These strike me as a bit of a "show-off" item,
packed in there just to show off that innovative
Swiss design. ("See? It's sproingy!") They don't
look strong enough to cut anything heavier than
paper, and I don't hear a lot about people trapped
in the woods, forced to clip coupons to survive.
But it is sproingy. C
Why is this a standard feature? I've never used
it, I've never known anybody who used it, and
I have no idea why it has a hole in the middle.
I'm sure there are people out there who rely
on the leather awl to get them through another
day of selling cheap bodices to Ren Faire attendees,

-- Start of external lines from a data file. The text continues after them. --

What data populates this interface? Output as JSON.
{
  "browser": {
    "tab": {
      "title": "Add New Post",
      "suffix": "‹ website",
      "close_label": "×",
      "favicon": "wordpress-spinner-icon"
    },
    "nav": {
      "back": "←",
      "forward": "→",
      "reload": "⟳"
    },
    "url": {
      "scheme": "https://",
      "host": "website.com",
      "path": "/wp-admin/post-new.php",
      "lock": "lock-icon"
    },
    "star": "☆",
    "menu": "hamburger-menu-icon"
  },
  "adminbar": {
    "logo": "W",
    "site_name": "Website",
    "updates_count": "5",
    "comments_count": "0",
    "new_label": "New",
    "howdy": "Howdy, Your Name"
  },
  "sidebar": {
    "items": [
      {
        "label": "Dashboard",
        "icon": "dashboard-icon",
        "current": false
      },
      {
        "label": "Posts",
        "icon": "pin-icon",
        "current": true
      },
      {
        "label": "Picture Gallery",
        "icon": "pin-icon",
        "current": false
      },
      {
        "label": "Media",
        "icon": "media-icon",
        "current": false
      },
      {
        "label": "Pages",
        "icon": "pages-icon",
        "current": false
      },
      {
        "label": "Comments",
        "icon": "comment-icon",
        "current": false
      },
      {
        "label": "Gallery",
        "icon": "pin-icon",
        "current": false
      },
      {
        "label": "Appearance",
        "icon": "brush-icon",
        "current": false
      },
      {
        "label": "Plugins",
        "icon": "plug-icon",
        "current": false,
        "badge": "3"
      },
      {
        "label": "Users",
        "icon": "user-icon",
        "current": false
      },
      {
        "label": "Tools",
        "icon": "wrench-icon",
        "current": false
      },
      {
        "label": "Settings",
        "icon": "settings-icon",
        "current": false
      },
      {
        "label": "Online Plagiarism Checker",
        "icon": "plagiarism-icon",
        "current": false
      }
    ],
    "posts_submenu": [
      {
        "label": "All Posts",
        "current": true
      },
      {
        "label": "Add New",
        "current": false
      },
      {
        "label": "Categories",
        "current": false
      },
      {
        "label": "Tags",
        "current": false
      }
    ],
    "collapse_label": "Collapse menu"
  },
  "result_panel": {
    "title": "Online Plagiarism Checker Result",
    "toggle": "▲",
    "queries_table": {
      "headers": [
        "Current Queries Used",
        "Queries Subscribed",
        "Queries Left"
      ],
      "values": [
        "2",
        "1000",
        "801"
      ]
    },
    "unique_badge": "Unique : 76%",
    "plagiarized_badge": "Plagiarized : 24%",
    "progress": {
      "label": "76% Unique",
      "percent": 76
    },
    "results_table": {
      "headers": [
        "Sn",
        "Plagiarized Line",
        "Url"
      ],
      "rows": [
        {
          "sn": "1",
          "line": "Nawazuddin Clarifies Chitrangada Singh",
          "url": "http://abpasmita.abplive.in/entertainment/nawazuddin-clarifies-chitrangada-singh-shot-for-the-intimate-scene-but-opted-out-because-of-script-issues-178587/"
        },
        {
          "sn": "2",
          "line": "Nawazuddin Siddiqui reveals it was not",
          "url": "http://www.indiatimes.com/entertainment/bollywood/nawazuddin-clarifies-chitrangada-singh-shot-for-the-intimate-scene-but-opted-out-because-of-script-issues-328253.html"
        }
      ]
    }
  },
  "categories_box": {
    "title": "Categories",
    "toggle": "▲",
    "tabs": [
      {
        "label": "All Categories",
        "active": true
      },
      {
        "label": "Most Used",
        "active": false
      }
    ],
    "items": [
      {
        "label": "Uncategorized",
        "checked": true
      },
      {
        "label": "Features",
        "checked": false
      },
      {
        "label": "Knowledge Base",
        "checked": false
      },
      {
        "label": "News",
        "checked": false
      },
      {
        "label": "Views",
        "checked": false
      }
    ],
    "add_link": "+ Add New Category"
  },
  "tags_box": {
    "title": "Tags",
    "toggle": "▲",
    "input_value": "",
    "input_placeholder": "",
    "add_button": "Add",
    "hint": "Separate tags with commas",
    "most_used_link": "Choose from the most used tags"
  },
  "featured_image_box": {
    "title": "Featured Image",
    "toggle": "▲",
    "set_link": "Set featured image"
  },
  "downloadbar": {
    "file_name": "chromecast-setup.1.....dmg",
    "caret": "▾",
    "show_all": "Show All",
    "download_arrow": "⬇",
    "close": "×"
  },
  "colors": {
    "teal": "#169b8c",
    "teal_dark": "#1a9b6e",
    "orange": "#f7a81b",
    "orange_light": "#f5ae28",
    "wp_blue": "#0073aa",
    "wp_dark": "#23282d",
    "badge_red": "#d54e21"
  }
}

but they've got to be in the minority. So why
the ubiquity of what most people probably think of
as "The Mystery Tool"? D+
This is handy. I think there are more people out there
who use their SWAs to pop open a refreshing, domestically-produced
brew than use the leather awl, fish scaler, and toothpick combined.
I can never find my regular bottle opener anyway; I think it's built
into a spatula or a cheese grater somewhere in my kitchen,
but I can never remember where, so this is a great thing
to have even at home. A
The blade defines a Swiss Army Knife. It's right there in
the name: "Knife." Even if you don't use the blades, without them
the tool becomes a "Swiss Army Multi-Function Utility
Thinger," which lacks panache. At the same time, the
blade unnerves me. It doesn't lock in place, and it closes
with such a resolute snap that I don't think I've ever put the
blade away without some over-imaginative portion of my
mind (The Stephen King Lobe) picturing my poor, unprotected
finger trapped like a chicken neck under a hatchet. Maybe
that's why they make them out of stainless steel. B+
I love this. It's so European. I picture a survivalist sommelier,
living off the land, with only a bold yet elegant Bordeaux
and maybe a light Chardonnay to keep body and spirit together.
And it makes picnics so picnicky. A
This seems like padding. "What the hell, let's
tuck a shard of plastic into the case and call it a toothpick.
Now we can say it has ten different functions without having
to count 'ballast.'" It's not like it's tough to improvise
a toothpick from natural materials, if you're not fastidious.
And if you are fastidious, you're probably not going to be
too big on the idea of a re-usable toothpick that's been hanging
out in someone's pocket, no matter how neatly tucked away it is.